The heterogeneity of cancer arises in large part from genetic variation, where the random mutation frequency in human cancer cells is over 100- to 500-fold greater than in adjacent tumor cells. The mutational landscape (insertions, deletions, fusions, etc) of cancer is extremely complex (beyond the point of this editorial) and multilayered -omics have emerged from DNA, RNA, and epigenetic differences, to metabolomics and eventually, functional proteomics. This remarkable tumor heterogeneity will likely represent a major challenge to personalized medicine and biomarkers development.
It is clear, however, that even for tumors with thousands of mutations, a limited number of them are critical in cancer cell behavior—driver mutations—while many others are considered passenger mutations—potential noise in data interpretation. While the price of whole genome sequencing has dramatically improved—Illumina launched its HiSeq X Ten sequencer this year, which delivers the first $1000 genome at 30x coverage— the difficulty resides in the interpretation of the data from complex bioinformatics to actionable items in routine practice. Massive parallel sequencing or next generation sequencing offers a platform that can deliver answers (profiles) within 2 weeks and usually focuses on mutations (a few hundred) believed to be relevant in cancer cell biology.

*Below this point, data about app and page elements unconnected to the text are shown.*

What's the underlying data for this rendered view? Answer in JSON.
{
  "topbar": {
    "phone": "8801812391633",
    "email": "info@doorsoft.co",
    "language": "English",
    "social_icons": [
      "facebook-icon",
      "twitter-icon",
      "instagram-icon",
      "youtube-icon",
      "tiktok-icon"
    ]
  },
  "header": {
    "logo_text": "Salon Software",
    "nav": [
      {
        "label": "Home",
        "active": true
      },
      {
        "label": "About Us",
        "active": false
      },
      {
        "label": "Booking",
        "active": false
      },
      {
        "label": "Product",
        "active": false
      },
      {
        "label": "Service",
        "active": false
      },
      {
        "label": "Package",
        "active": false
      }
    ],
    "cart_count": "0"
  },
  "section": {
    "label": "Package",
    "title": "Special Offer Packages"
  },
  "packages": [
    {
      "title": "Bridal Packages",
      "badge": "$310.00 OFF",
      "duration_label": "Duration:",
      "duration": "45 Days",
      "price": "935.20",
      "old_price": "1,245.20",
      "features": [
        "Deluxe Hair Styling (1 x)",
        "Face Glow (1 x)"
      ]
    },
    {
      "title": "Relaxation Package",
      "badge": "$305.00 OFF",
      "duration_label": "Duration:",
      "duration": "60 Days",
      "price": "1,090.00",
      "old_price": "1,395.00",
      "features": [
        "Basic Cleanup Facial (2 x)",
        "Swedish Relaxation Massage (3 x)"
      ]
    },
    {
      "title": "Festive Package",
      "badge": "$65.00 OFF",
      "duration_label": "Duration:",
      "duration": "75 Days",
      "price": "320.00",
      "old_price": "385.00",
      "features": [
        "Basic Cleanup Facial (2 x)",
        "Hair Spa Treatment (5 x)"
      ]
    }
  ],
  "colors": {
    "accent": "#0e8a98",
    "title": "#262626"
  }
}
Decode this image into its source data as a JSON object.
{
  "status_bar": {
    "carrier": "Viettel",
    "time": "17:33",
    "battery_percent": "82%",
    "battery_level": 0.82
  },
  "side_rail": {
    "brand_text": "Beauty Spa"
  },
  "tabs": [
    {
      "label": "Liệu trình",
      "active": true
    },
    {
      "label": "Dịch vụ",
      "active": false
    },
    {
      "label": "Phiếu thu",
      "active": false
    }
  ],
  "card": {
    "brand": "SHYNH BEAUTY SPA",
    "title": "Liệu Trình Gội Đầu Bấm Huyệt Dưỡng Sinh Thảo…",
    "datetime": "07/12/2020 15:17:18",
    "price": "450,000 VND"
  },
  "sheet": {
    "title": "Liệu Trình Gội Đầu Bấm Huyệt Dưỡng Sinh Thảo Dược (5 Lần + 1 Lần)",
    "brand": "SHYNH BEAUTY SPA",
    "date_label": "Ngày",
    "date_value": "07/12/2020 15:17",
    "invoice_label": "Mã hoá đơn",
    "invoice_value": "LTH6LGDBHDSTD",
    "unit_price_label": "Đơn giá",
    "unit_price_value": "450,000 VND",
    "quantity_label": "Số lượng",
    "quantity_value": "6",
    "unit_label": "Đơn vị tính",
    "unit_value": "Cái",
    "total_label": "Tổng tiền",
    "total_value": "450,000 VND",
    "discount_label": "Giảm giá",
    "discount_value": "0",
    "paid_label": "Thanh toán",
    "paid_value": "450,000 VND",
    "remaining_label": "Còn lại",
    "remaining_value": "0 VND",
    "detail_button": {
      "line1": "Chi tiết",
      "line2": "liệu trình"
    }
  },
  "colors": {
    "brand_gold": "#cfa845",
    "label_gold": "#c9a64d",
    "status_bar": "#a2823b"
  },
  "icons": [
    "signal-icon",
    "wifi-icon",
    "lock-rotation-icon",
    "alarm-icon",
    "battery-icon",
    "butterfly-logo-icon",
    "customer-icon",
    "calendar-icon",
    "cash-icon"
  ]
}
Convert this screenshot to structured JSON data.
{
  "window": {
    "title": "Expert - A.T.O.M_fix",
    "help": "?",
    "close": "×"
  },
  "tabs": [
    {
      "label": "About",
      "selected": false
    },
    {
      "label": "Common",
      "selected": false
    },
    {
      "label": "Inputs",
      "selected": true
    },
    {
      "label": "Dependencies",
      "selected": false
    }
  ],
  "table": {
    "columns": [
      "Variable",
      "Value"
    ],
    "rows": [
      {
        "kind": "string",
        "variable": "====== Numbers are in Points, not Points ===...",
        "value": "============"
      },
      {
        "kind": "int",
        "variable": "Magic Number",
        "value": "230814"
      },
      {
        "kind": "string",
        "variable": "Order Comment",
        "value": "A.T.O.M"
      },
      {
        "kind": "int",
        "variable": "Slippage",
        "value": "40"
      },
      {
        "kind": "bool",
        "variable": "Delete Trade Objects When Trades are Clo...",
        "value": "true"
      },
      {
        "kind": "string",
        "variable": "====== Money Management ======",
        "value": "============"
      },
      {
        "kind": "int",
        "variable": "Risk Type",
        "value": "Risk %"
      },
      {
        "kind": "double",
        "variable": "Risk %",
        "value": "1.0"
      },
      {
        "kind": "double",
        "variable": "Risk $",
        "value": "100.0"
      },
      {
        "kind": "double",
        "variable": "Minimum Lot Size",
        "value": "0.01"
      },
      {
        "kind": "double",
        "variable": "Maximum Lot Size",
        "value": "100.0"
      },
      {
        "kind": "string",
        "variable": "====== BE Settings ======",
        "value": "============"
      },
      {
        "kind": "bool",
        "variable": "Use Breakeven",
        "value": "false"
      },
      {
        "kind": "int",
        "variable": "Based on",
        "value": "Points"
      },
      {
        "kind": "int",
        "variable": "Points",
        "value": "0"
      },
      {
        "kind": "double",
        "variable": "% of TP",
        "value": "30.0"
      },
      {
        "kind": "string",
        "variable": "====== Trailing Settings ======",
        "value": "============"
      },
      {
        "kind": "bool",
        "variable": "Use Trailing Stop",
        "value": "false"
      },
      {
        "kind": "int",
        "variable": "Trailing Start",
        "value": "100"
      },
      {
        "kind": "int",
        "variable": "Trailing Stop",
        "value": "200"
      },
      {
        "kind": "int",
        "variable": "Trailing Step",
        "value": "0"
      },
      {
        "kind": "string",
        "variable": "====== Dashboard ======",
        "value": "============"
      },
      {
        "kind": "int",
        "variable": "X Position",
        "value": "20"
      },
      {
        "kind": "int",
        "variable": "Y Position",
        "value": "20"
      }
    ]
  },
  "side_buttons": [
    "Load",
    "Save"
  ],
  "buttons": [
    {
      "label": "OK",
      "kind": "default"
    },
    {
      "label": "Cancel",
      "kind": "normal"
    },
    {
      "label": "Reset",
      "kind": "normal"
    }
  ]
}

While the technology keeps evolving rapidly and might make it easier (smaller amount of materials needed or profiles based on circulating tumor cells [CTCs]), it becomes clear that an enormous effort is needed to implement these changes in the current and future management of cancer patients. The goal is to ultimately be able to integrate all these -omics data through more crossdisciplinary biology approaches and computational science—the foundation of the promising and elegant field of systems biology led by Leroy Hood (see our upcoming “Applications of Systems Biology in Cancer” conference on May 12, 2014, at the John Theurer Cancer Center).
Emerging efforts to develop molecularly relevant clinical trials still face a lot of challenges: from access to tissue (with repeat biopsies critical to understanding clonal evolution and resistance), to defining relevant subsets of important mutations (to reduce noise and improve feasibility), to eventually analyzing pathways/ networks that hopefully will guide our decisions in the future. There is no question that the era of precision medicine has arrived, and we need to embrace it and resolve together the challenges that come with it, including at the regulatory level.
The ultimate integration of -omics data at large will help improve cancer patients’ outcome at several levels: (1) early detection (before any symptoms or clinical abnormality) using, for example, CTCs, serum proteins, or exosomes signatures (2) patient stratification at diagnosis (eg, identify patients who will do well with a classic regimen versus offering a new option) (3) build clinical trials that are molecularly relevant (eg, adaptive trials) (4) assessment of disease progression, response, or resistance to therapy (5) eventually redefining the classification of the tumor itself through the ongoing work of large consortia (TCGA and ICGC).
Implementing precision medicine requires a global effort from clinicians, insurance providers, government regulators, and the pharmaceutical industry. Finally simplifying the drug development process (away from phase III trials) by focusing on targeted populations will help reduce costs, while giving the right drug to a given patient, and will translate into a better “mileage.” This in itself will help control cancer care cost by reducing the use of empiric and palliative ineffective therapies. “Smarter medicine is better medicine!”